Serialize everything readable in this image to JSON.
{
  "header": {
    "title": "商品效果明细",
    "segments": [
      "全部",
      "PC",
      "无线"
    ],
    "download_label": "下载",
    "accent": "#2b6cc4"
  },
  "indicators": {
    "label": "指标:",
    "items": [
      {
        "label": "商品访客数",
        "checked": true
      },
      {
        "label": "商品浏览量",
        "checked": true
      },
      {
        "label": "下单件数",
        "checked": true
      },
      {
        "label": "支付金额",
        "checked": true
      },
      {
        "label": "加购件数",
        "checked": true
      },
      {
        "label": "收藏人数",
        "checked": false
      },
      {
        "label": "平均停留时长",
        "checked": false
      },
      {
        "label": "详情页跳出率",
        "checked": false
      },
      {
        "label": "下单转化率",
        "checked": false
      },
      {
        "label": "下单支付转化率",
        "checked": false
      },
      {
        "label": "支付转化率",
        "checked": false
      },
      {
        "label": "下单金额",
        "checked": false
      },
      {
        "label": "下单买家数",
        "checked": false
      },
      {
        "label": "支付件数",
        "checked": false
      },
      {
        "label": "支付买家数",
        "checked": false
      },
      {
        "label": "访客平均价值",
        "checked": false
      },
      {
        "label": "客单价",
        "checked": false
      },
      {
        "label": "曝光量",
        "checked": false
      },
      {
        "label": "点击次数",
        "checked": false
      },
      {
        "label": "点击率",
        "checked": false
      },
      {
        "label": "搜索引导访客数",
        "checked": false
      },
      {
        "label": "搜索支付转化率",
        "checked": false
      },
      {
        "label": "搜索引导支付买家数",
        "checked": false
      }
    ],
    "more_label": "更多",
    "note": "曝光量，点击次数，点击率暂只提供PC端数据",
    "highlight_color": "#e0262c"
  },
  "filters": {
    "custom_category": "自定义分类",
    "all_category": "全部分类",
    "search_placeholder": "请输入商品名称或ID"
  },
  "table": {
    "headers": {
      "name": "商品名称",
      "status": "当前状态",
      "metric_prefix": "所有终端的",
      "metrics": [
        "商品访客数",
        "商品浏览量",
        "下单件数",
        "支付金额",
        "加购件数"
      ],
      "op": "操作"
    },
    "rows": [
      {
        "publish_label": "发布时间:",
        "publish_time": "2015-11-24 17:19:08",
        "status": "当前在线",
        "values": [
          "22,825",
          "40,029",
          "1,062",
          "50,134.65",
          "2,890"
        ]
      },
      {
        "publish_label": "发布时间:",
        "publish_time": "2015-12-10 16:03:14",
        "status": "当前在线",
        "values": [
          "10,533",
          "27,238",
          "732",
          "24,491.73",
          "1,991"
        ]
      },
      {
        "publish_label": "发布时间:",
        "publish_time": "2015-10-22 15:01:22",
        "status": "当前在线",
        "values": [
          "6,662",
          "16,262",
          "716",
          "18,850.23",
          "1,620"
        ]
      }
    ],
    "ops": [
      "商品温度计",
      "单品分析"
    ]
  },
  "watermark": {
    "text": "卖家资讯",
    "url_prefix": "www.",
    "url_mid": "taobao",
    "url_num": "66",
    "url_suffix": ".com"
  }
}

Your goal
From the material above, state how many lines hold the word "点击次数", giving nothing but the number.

Reply to the exercise
2